The enemy, he said, had taken the offensive; and it was now up to the Society to outwit the enemy.
However, he finally persuaded Usanga to bide his time for a few more days of instruction, but in the suspicious mind of the Negro there was a growing conviction that the white man's advice was prompted by some ulterior motive; that it was in the hope of escaping with the machine himself by night that he refused to admit that Usanga was entirely capable of handling it alone and therefore in no further need of help or instruction, and so in the mind of the black there formed a determination to outwit the white man.
Why pit your puny blade against their mighty ones when there should lie in your great brain the means to outwit them?
Of course, they could squirm as they perished, as the socialists squirmed, as the speaker on the platform and the perspiring crowd were squirming even now as they counselled together for some new device with which to minimize the penalties of living and outwit the Cosmos.

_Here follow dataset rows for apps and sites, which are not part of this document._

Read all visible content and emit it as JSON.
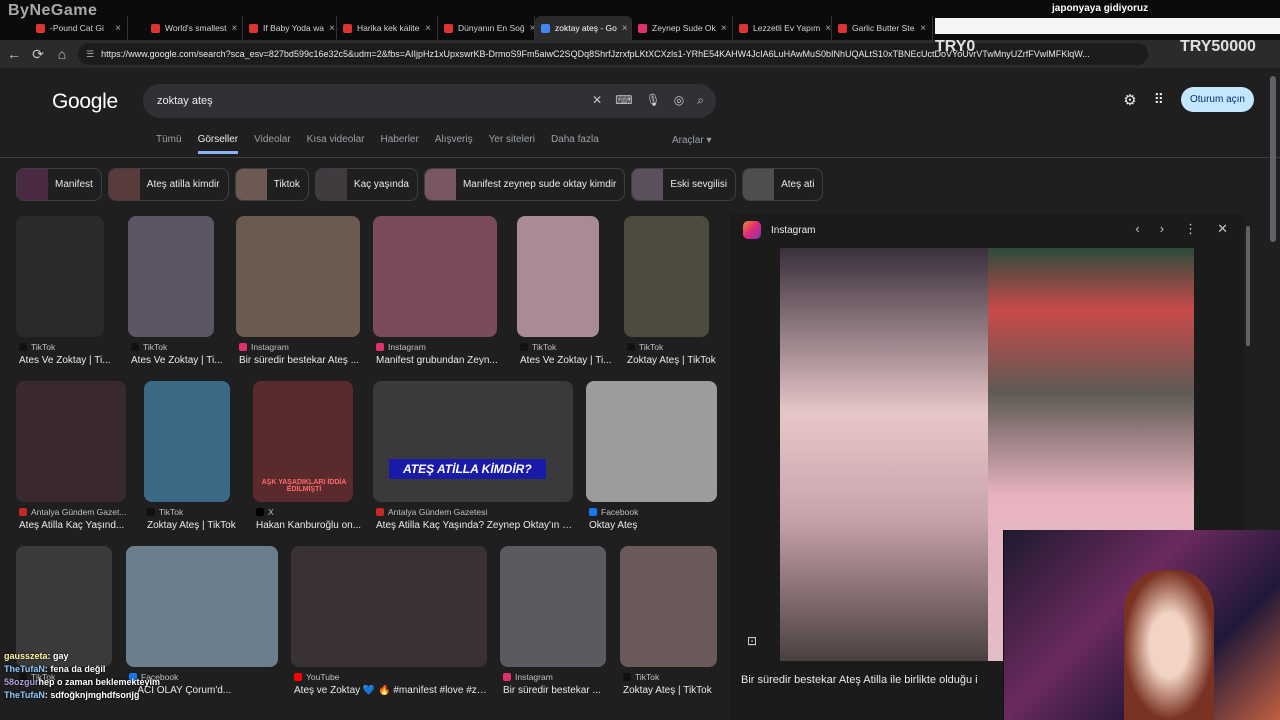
{
  "browser": {
    "tabs": [
      {
        "label": "-Pound Cat Gi",
        "color": "#d33"
      },
      {
        "label": "World's smallest",
        "color": "#d33"
      },
      {
        "label": "If Baby Yoda wa",
        "color": "#d33"
      },
      {
        "label": "Harika kek kalite",
        "color": "#d33"
      },
      {
        "label": "Dünyanın En Soğ",
        "color": "#d33"
      },
      {
        "label": "zoktay ateş - Go",
        "color": "#4285f4"
      },
      {
        "label": "Zeynep Sude Ok",
        "color": "#e1306c"
      },
      {
        "label": "Lezzetli Ev Yapım",
        "color": "#d33"
      },
      {
        "label": "Garlic Butter Ste",
        "color": "#d33"
      }
    ],
    "url": "https://www.google.com/search?sca_esv=827bd599c16e32c5&udm=2&fbs=AIIjpHz1xUpxswrKB-DrmoS9Fm5aiwC2SQDq8ShrfJzrxfpLKtXCXzls1-YRhE54KAHW4JcIA6LuHAwMuS0bINhUQALtS10xTBNEcUctDoVYoUvrVTwMnyUZrfFVwlMFKlqW..."
  },
  "stream": {
    "logo": "ByNeGame",
    "goal_text": "japonyaya gidiyoruz",
    "goal_current": "TRY0",
    "goal_target": "TRY50000"
  },
  "google": {
    "logo": "Google",
    "query": "zoktay ateş",
    "signin": "Oturum açın",
    "tabs": [
      "Tümü",
      "Görseller",
      "Videolar",
      "Kısa videolar",
      "Haberler",
      "Alışveriş",
      "Yer siteleri",
      "Daha fazla"
    ],
    "tools": "Araçlar",
    "chips": [
      {
        "label": "Manifest",
        "color": "#4b2b44"
      },
      {
        "label": "Ateş atilla kimdir",
        "color": "#5a3b3b"
      },
      {
        "label": "Tiktok",
        "color": "#6c5a52"
      },
      {
        "label": "Kaç yaşında",
        "color": "#413a3f"
      },
      {
        "label": "Manifest zeynep sude oktay kimdir",
        "color": "#7a5660"
      },
      {
        "label": "Eski sevgilisi",
        "color": "#5a4f5a"
      },
      {
        "label": "Ateş ati",
        "color": "#4f4f4f"
      }
    ],
    "results_row1": [
      {
        "source": "TikTok",
        "title": "Ates Ve Zoktay | Ti...",
        "color": "#2a2a2a",
        "srccolor": "#111"
      },
      {
        "source": "TikTok",
        "title": "Ates Ve Zoktay | Ti...",
        "color": "#5c5564",
        "srccolor": "#111"
      },
      {
        "source": "Instagram",
        "title": "Bir süredir bestekar Ateş ...",
        "color": "#6b5a50",
        "srccolor": "#e1306c"
      },
      {
        "source": "Instagram",
        "title": "Manifest grubundan Zeyn...",
        "color": "#7b4b5a",
        "srccolor": "#e1306c"
      },
      {
        "source": "TikTok",
        "title": "Ates Ve Zoktay | Ti...",
        "color": "#a88b96",
        "srccolor": "#111"
      },
      {
        "source": "TikTok",
        "title": "Zoktay Ateş | TikTok",
        "color": "#4e4a3e",
        "srccolor": "#111"
      }
    ],
    "results_row2": [
      {
        "source": "Antalya Gündem Gazet...",
        "title": "Ateş Atilla Kaç Yaşınd...",
        "color": "#3a2a2e",
        "srccolor": "#c62828"
      },
      {
        "source": "TikTok",
        "title": "Zoktay Ateş | TikTok",
        "color": "#3b6a86",
        "srccolor": "#111"
      },
      {
        "source": "X",
        "title": "Hakan Kanburoğlu on...",
        "color": "#5a2a2c",
        "srccolor": "#000"
      },
      {
        "source": "Antalya Gündem Gazetesi",
        "title": "Ateş Atilla Kaç Yaşında? Zeynep Oktay'ın S...",
        "color": "#3a3a3c",
        "srccolor": "#c62828"
      },
      {
        "source": "Facebook",
        "title": "Oktay Ateş",
        "color": "#9c9c9c",
        "srccolor": "#1877f2"
      }
    ],
    "results_row3": [
      {
        "source": "TikTok",
        "title": "",
        "color": "#3a3a3a",
        "srccolor": "#111"
      },
      {
        "source": "Facebook",
        "title": "...ACI OLAY Çorum'd...",
        "color": "#6c7d8c",
        "srccolor": "#1877f2"
      },
      {
        "source": "YouTube",
        "title": "Ateş ve Zoktay 💙 🔥 #manifest #love #zo...",
        "color": "#3a3232",
        "srccolor": "#ff0000"
      },
      {
        "source": "Instagram",
        "title": "Bir süredir bestekar ...",
        "color": "#5a5a60",
        "srccolor": "#e1306c"
      },
      {
        "source": "TikTok",
        "title": "Zoktay Ateş | TikTok",
        "color": "#6a5a5a",
        "srccolor": "#111"
      }
    ],
    "badge_text": "ATEŞ ATİLLA KİMDİR?",
    "ask_text": "AŞK YAŞADIKLARI İDDİA EDİLMİŞTİ",
    "panel": {
      "source": "Instagram",
      "caption": "Bir süredir bestekar Ateş Atilla ile birlikte olduğu i"
    }
  },
  "chat": [
    {
      "user": "gausszeta",
      "msg": ": gay"
    },
    {
      "user": "TheTufaN",
      "msg": ": fena da değil"
    },
    {
      "user": "58ozgur",
      "msg": "hep o zaman beklemekteyim"
    },
    {
      "user": "TheTufaN",
      "msg": ": sdfoğknjmghdfsonjg"
    }
  ]
}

Long ago, the mice had a general council to consider what measures they could take to outwit their common enemy, the Cat.
Now, I put it to you, boys, is it natural for lads from fifteen to eighteen to command ships, defeat pirates, outwit smugglers, and so cover themselves with glory, that Admiral Farragut invites them to dinner, saying, 'Noble boy, you are an honour to your country
They trick themselves into believing they will outwit the game and win to a future, leaving the other animals to the darkness of the grave or the annihilating heats of the crematory.
Such is the universal law, which no man can ever outwit, and with regard to the railroad even we may say it is as broad as it is long.
Clattering with diction and dice, I outwit the solemn assistants: all those stern watchers, shall my will and purpose elude.
Franklin Blake, who had shown already that he could suspect and outwit them?